Furthering the sense that indoor and outdoor spaces are connected throughout the house, the children’s bedrooms downstairs each feature their own wooden deck style courtyard. These courtyards are filled with trees that are afforded the space to grow high towards the second level, where they provide some nice shade through the glass walls. The master bedroom, located on the other side of the house, has its own courtyard as well, and this features its own reflection pool, as well as a stunning vertical garden. The entire overall effect is wonderfully serene.
The wooden decks and courtyards we’ve just described are what really makes the difference between building a home in the middle of the city and building a spa-like tropical oasis in the middle of a densely populated area. These spaces and the way they extend into the semi-closed home areas of The Upstairs House are key in making it feel like a beautiful resort.
Photos by Fernando Gomulya
Résidence in Stoneham, created by PARKA by Architecture & Design, exemplifies modern cubic beauty in Canadian nature
By Courtney • Mar 13, 2019
In the luscious green areas of Stoneham-et-Tewkesbury, Canada, design teams at PARKA by Architecture & Design recently completed the beautifully modern housing space called Résidence in Stoneham.
From its conception, this house was intended to be a space that feels as though it’s integrating into its own landscape.
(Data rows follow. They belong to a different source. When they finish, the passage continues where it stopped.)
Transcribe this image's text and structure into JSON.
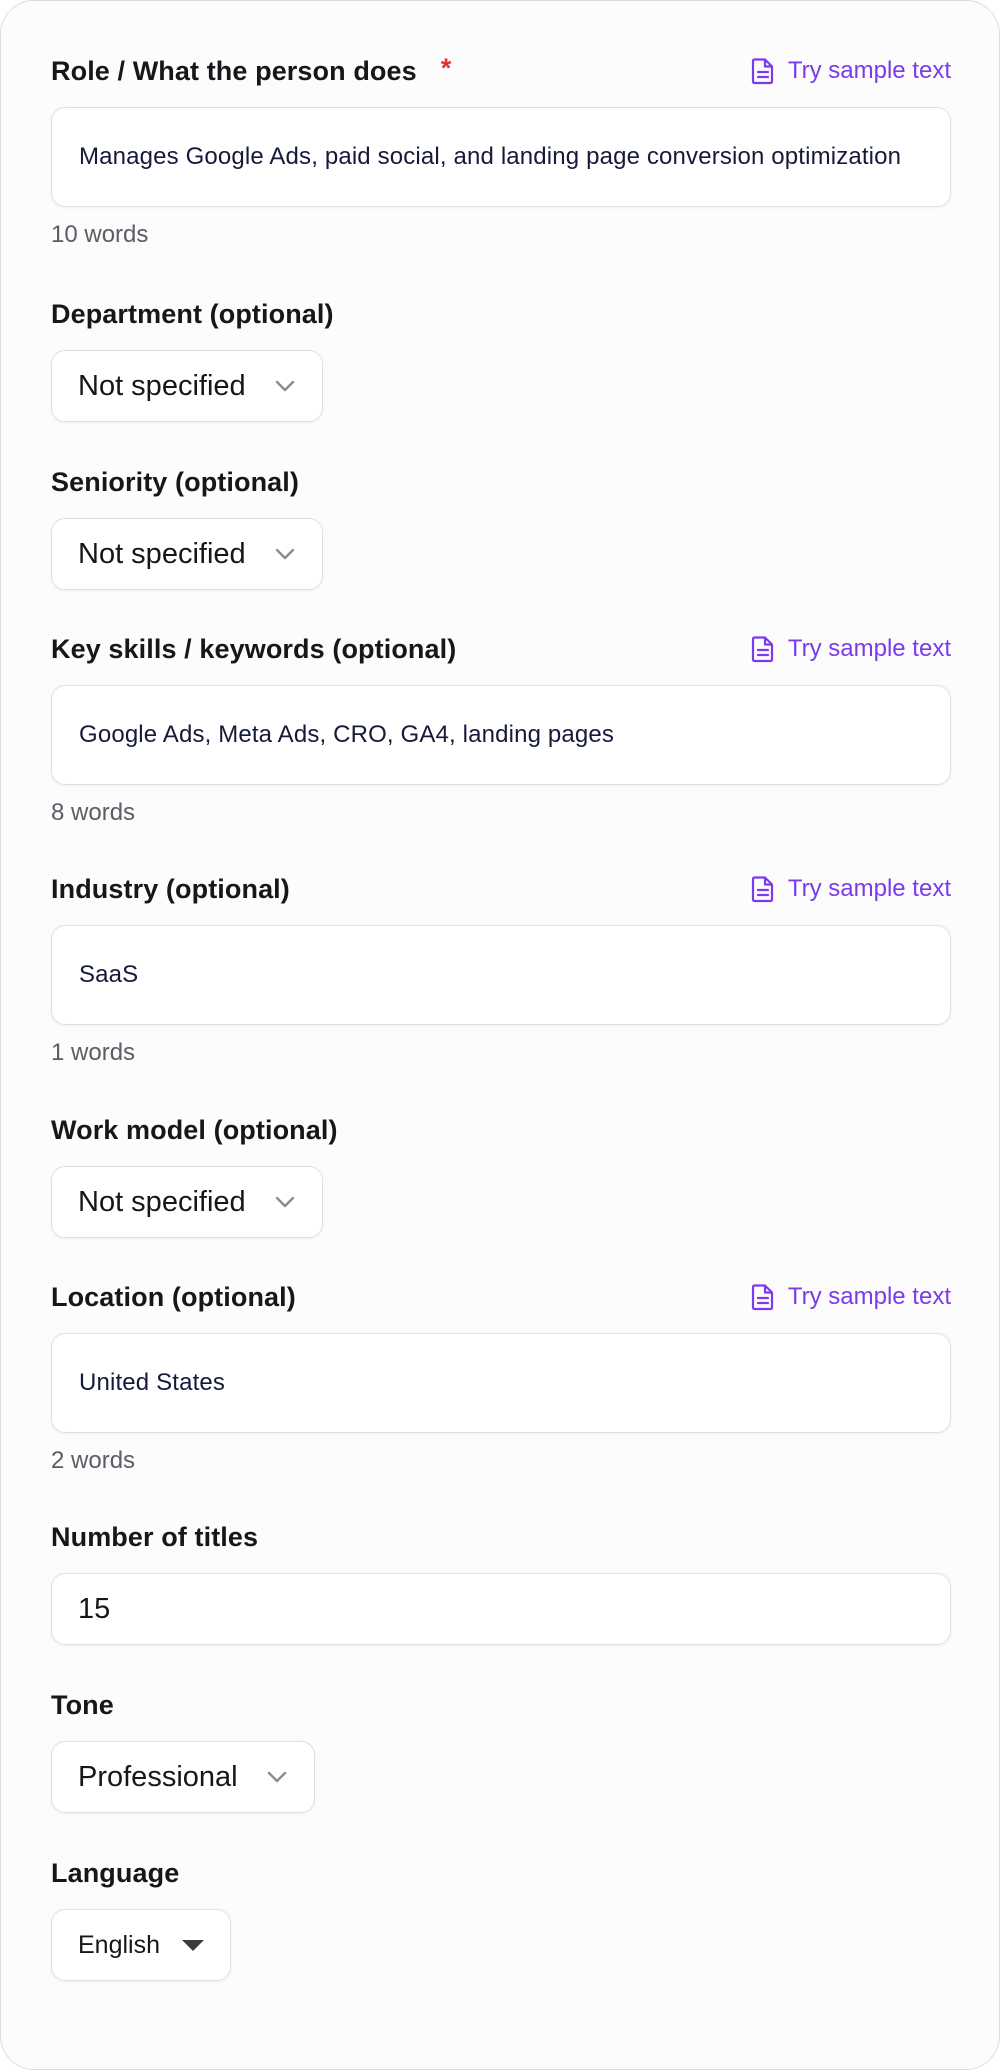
{
  "form": {
    "role": {
      "label": "Role / What the person does",
      "required_mark": "*",
      "sample_label": "Try sample text",
      "value": "Manages Google Ads, paid social, and landing page conversion optimization",
      "word_count": "10 words"
    },
    "department": {
      "label": "Department (optional)",
      "value": "Not specified"
    },
    "seniority": {
      "label": "Seniority (optional)",
      "value": "Not specified"
    },
    "skills": {
      "label": "Key skills / keywords (optional)",
      "sample_label": "Try sample text",
      "value": "Google Ads, Meta Ads, CRO, GA4, landing pages",
      "word_count": "8 words"
    },
    "industry": {
      "label": "Industry (optional)",
      "sample_label": "Try sample text",
      "value": "SaaS",
      "word_count": "1 words"
    },
    "work_model": {
      "label": "Work model (optional)",
      "value": "Not specified"
    },
    "location": {
      "label": "Location (optional)",
      "sample_label": "Try sample text",
      "value": "United States",
      "word_count": "2 words"
    },
    "num_titles": {
      "label": "Number of titles",
      "value": "15"
    },
    "tone": {
      "label": "Tone",
      "value": "Professional"
    },
    "language": {
      "label": "Language",
      "value": "English"
    }
  },
  "colors": {
    "accent": "#7c3aed",
    "required": "#e0332b",
    "input_text": "#161a3a",
    "muted_text": "#5b5d66",
    "border": "#dfe0e4"
  },
  "icons": {
    "sample": "document-icon",
    "select": "chevron-down-icon",
    "language": "caret-down-icon"
  }
}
Particularly because it was created for a young, busy family with an affinity for the great outdoors, the house has several features that help blend inside and outside experiences, creating an effective way to live in nature while also living in a modern abode.
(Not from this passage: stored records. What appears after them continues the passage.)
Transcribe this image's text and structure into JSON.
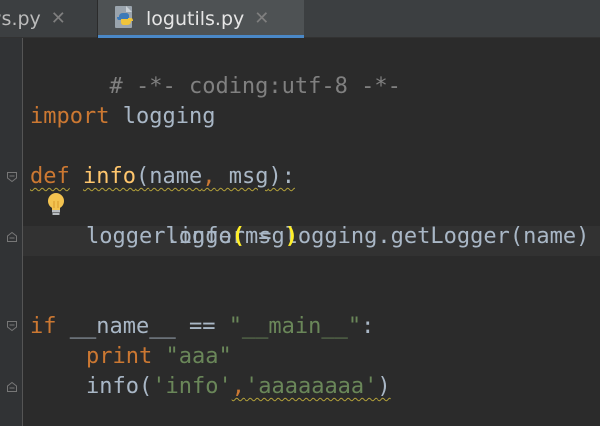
{
  "tabs": [
    {
      "label": "ws.py",
      "close": "✕",
      "active": false
    },
    {
      "label": "logutils.py",
      "close": "✕",
      "active": true
    }
  ],
  "code": {
    "line1": "# -*- coding:utf-8 -*-",
    "line2_kw": "import",
    "line2_mod": " logging",
    "line3_kw": "def",
    "line3_fn": "info",
    "line3_open": "(",
    "line3_param1": "name",
    "line3_comma": ",",
    "line3_param2": " msg",
    "line3_close": "):",
    "line4": "logger = logging.getLogger(name)",
    "line5_a": "logger.info",
    "line5_open": "(",
    "line5_arg": "msg",
    "line5_close": ")",
    "line6_kw": "if",
    "line6_a": " __name__ == ",
    "line6_str": "\"__main__\"",
    "line6_colon": ":",
    "line7_kw": "print",
    "line7_str": " \"aaa\"",
    "line8_a": "info(",
    "line8_str1": "'info'",
    "line8_comma": ",",
    "line8_str2": "'aaaaaaaa'",
    "line8_close": ")"
  },
  "colors": {
    "background": "#2b2b2b",
    "keyword": "#cc7832",
    "comment": "#808080",
    "function": "#ffc66d",
    "string": "#6a8759",
    "text": "#a9b7c6",
    "bracket_match": "#ffef28"
  },
  "icons": {
    "tab_file_icon": "python-icon",
    "gutter_hint": "lightbulb-icon",
    "fold_marker": "fold-icon"
  }
}
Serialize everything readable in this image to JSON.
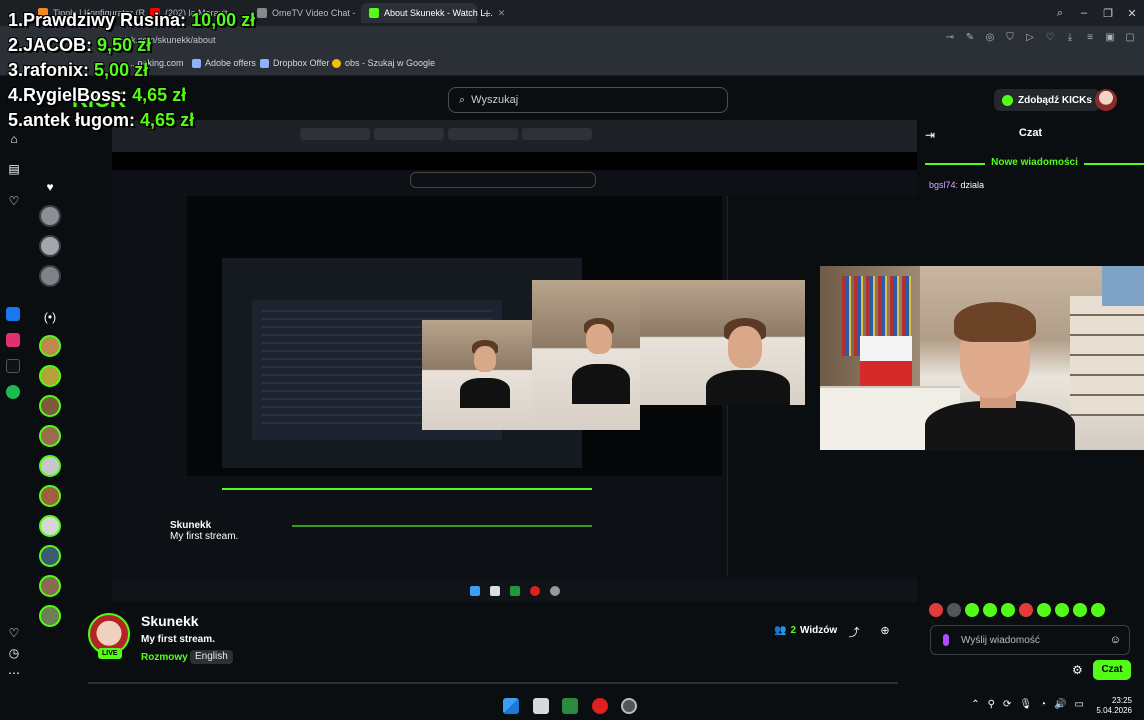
{
  "browser": {
    "tabs": [
      {
        "label": "Tipply | Konfigurator (R...",
        "active": false
      },
      {
        "label": "(202) la Moravit...",
        "active": false
      },
      {
        "label": "OmeTV Video Chat -",
        "active": false
      },
      {
        "label": "About Skunekk - Watch L...",
        "active": true
      }
    ],
    "url": "kick.com/skunekk/about",
    "bookmarks": [
      "...ooking.com",
      "Adobe offers",
      "Dropbox Offer",
      "obs - Szukaj w Google"
    ]
  },
  "leaderboard": [
    {
      "rank": "1.",
      "name": "Prawdziwy Rusina:",
      "amount": "10,00 zł"
    },
    {
      "rank": "2.",
      "name": "JACOB:",
      "amount": "9,50 zł"
    },
    {
      "rank": "3.",
      "name": "rafonix:",
      "amount": "5,00 zł"
    },
    {
      "rank": "4.",
      "name": "RygielBoss:",
      "amount": "4,65 zł"
    },
    {
      "rank": "5.",
      "name": "antek ługom:",
      "amount": "4,65 zł"
    }
  ],
  "kick": {
    "logo": "KICK",
    "search_placeholder": "Wyszukaj",
    "kicks_button": "Zdobądź KICKs"
  },
  "channel": {
    "name": "Skunekk",
    "live_badge": "LIVE",
    "stream_title": "My first stream.",
    "category": "Rozmowy",
    "tag": "English",
    "viewer_count": "2",
    "viewer_label": "Widzów"
  },
  "chat": {
    "title": "Czat",
    "new_messages": "Nowe wiadomości",
    "messages": [
      {
        "user": "bgsl74:",
        "text": "dziala"
      }
    ],
    "input_placeholder": "Wyślij wiadomość",
    "send_label": "Czat"
  },
  "taskbar": {
    "time": "23:25",
    "date": "5.04.2026"
  },
  "colors": {
    "accent": "#53fc18",
    "background": "#0b0e11"
  }
}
Besides the emphasis on large, stunningly clear windows that flood the living spaces with natural light, there are two main features in the house that blend indoor and outdoor spaces particularly well. The first is the garden-level backyard which is accessed by fully opening patio doors leading to the swimming pool and a rolling, lush green lawn.
The second spot that gives especially easy outdoor access to the dwelling’s indoor areas is the large balcony style deck that sits off the master bedroom. This lets dwellers enjoy the fresh air from a raised point that gives them a particularly stunning view of the surrounding forest. It’s like you’re sitting amongst the treetops!
The cubic structure surrounding the balcony we’ve just described, which just out from the house, does more than just provide shade on sunny days. It also helps focus the view by framing the horizon in the distance perfectly and even adds a little bit of privacy from the surrounding area, just in case the owners feel like having coffee out there in their pyjamas on a warm morning.
In terms of materials, textures, and colour schemes, designers took a contemporary and natural approach all at once. The use of gleaming reclaimed wood and slate bring an element of decor that makes the house feel cohesive with its surroundings while star white and black surfaces and finishes give a slightly more stark atmosphere to certain rooms that seems to mirror the surrounding mountains of Stoneham while still looking quite modern indeed.
As it all of that wasn’t enough to really create a sense of indoor-outdoor harmony, the way designers included expansive, clear windows from floor to ceiling in most walls really ties it all together. These flood private and social spaces alike with sunlight and natural warmth no matter the season, providing a homey glow that makes some of the more modern shapes you see feel softer.
Photos by Jessy Bernier Photography